WHAT THE TASK REQUIRES:
Search the listing for the word "Butter" and copy every line where it turns up.

INPUT DATA:
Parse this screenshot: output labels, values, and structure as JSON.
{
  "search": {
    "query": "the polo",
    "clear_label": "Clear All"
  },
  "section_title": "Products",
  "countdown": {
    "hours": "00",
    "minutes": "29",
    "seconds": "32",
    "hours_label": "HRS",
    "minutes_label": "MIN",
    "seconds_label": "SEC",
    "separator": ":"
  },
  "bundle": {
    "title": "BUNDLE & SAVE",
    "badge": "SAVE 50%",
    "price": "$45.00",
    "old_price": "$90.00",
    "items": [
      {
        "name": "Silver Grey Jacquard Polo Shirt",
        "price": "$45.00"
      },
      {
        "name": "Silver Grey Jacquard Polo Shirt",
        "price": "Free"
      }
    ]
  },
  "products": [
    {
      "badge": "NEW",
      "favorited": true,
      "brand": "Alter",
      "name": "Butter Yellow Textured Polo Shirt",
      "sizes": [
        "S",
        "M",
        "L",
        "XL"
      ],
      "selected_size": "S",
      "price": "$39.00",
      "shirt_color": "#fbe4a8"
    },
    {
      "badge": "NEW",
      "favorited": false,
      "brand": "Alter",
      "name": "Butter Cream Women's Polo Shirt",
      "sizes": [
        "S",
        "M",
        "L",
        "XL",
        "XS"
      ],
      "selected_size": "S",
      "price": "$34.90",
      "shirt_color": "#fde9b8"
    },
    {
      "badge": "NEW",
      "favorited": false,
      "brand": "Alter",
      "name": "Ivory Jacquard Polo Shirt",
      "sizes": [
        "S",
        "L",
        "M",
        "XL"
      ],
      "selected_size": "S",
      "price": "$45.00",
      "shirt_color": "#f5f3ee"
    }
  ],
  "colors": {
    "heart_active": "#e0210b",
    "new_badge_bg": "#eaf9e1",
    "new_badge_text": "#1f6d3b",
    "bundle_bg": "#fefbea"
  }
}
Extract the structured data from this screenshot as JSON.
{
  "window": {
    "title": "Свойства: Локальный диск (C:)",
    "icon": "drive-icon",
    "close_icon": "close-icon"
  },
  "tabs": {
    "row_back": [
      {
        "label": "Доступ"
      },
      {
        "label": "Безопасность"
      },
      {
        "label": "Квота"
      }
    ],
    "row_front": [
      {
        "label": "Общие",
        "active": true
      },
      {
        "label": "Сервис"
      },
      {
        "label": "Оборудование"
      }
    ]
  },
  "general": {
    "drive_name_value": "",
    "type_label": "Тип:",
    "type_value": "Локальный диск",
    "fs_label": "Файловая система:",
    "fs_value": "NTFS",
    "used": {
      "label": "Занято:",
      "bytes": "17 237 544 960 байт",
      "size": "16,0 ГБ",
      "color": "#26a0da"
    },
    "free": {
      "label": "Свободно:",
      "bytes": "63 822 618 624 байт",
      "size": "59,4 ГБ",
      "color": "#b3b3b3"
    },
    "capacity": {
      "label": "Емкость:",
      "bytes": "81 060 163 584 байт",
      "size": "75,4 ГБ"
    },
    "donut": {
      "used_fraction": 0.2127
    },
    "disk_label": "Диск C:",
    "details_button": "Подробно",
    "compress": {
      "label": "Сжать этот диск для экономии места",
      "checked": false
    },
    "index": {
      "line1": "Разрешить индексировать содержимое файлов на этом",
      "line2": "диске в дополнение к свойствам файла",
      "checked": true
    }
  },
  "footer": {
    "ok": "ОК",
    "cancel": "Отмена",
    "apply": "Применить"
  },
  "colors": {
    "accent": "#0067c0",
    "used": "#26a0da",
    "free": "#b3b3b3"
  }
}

THE COMPLETED TASK:
      "name": "Butter Yellow Textured Polo Shirt",
      "name": "Butter Cream Women's Polo Shirt",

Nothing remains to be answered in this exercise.